[Data about app and page elements]

******

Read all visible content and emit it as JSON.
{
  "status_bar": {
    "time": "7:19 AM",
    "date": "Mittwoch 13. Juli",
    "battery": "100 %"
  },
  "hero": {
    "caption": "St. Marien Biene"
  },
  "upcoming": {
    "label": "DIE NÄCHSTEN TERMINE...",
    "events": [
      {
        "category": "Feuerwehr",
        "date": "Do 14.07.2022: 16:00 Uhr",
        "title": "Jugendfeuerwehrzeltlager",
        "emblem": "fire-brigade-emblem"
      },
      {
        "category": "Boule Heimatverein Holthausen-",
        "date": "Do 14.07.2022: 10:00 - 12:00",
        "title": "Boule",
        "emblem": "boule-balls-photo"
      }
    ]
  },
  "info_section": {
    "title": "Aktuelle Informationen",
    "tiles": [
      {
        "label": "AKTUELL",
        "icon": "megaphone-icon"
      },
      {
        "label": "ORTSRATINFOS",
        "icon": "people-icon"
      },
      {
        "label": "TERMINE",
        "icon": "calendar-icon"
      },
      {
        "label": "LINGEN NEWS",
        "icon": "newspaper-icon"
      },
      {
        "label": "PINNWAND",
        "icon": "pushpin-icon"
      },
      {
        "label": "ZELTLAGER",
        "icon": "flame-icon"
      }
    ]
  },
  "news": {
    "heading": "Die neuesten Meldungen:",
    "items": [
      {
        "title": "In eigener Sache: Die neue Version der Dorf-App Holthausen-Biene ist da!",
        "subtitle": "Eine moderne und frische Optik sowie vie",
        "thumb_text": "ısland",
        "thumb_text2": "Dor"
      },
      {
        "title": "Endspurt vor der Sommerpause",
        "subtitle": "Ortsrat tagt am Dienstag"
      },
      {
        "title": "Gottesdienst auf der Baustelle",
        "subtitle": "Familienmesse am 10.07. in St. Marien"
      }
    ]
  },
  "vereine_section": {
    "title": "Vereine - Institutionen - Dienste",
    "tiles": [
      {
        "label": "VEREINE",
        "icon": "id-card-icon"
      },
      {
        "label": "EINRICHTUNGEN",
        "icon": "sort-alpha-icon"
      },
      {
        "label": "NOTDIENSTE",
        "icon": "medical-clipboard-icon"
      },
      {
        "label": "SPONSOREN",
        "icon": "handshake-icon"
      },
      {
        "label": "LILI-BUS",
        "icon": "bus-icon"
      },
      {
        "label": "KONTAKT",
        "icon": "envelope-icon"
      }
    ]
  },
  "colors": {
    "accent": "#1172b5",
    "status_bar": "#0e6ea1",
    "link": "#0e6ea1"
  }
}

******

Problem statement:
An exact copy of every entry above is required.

Exercise result:
Read all visible content and emit it as JSON.
{
  "status_bar": {
    "time": "7:19 AM",
    "date": "Mittwoch 13. Juli",
    "battery": "100 %"
  },
  "hero": {
    "caption": "St. Marien Biene"
  },
  "upcoming": {
    "label": "DIE NÄCHSTEN TERMINE...",
    "events": [
      {
        "category": "Feuerwehr",
        "date": "Do 14.07.2022: 16:00 Uhr",
        "title": "Jugendfeuerwehrzeltlager",
        "emblem": "fire-brigade-emblem"
      },
      {
        "category": "Boule Heimatverein Holthausen-",
        "date": "Do 14.07.2022: 10:00 - 12:00",
        "title": "Boule",
        "emblem": "boule-balls-photo"
      }
    ]
  },
  "info_section": {
    "title": "Aktuelle Informationen",
    "tiles": [
      {
        "label": "AKTUELL",
        "icon": "megaphone-icon"
      },
      {
        "label": "ORTSRATINFOS",
        "icon": "people-icon"
      },
      {
        "label": "TERMINE",
        "icon": "calendar-icon"
      },
      {
        "label": "LINGEN NEWS",
        "icon": "newspaper-icon"
      },
      {
        "label": "PINNWAND",
        "icon": "pushpin-icon"
      },
      {
        "label": "ZELTLAGER",
        "icon": "flame-icon"
      }
    ]
  },
  "news": {
    "heading": "Die neuesten Meldungen:",
    "items": [
      {
        "title": "In eigener Sache: Die neue Version der Dorf-App Holthausen-Biene ist da!",
        "subtitle": "Eine moderne und frische Optik sowie vie",
        "thumb_text": "ısland",
        "thumb_text2": "Dor"
      },
      {
        "title": "Endspurt vor der Sommerpause",
        "subtitle": "Ortsrat tagt am Dienstag"
      },
      {
        "title": "Gottesdienst auf der Baustelle",
        "subtitle": "Familienmesse am 10.07. in St. Marien"
      }
    ]
  },
  "vereine_section": {
    "title": "Vereine - Institutionen - Dienste",
    "tiles": [
      {
        "label": "VEREINE",
        "icon": "id-card-icon"
      },
      {
        "label": "EINRICHTUNGEN",
        "icon": "sort-alpha-icon"
      },
      {
        "label": "NOTDIENSTE",
        "icon": "medical-clipboard-icon"
      },
      {
        "label": "SPONSOREN",
        "icon": "handshake-icon"
      },
      {
        "label": "LILI-BUS",
        "icon": "bus-icon"
      },
      {
        "label": "KONTAKT",
        "icon": "envelope-icon"
      }
    ]
  },
  "colors": {
    "accent": "#1172b5",
    "status_bar": "#0e6ea1",
    "link": "#0e6ea1"
  }
}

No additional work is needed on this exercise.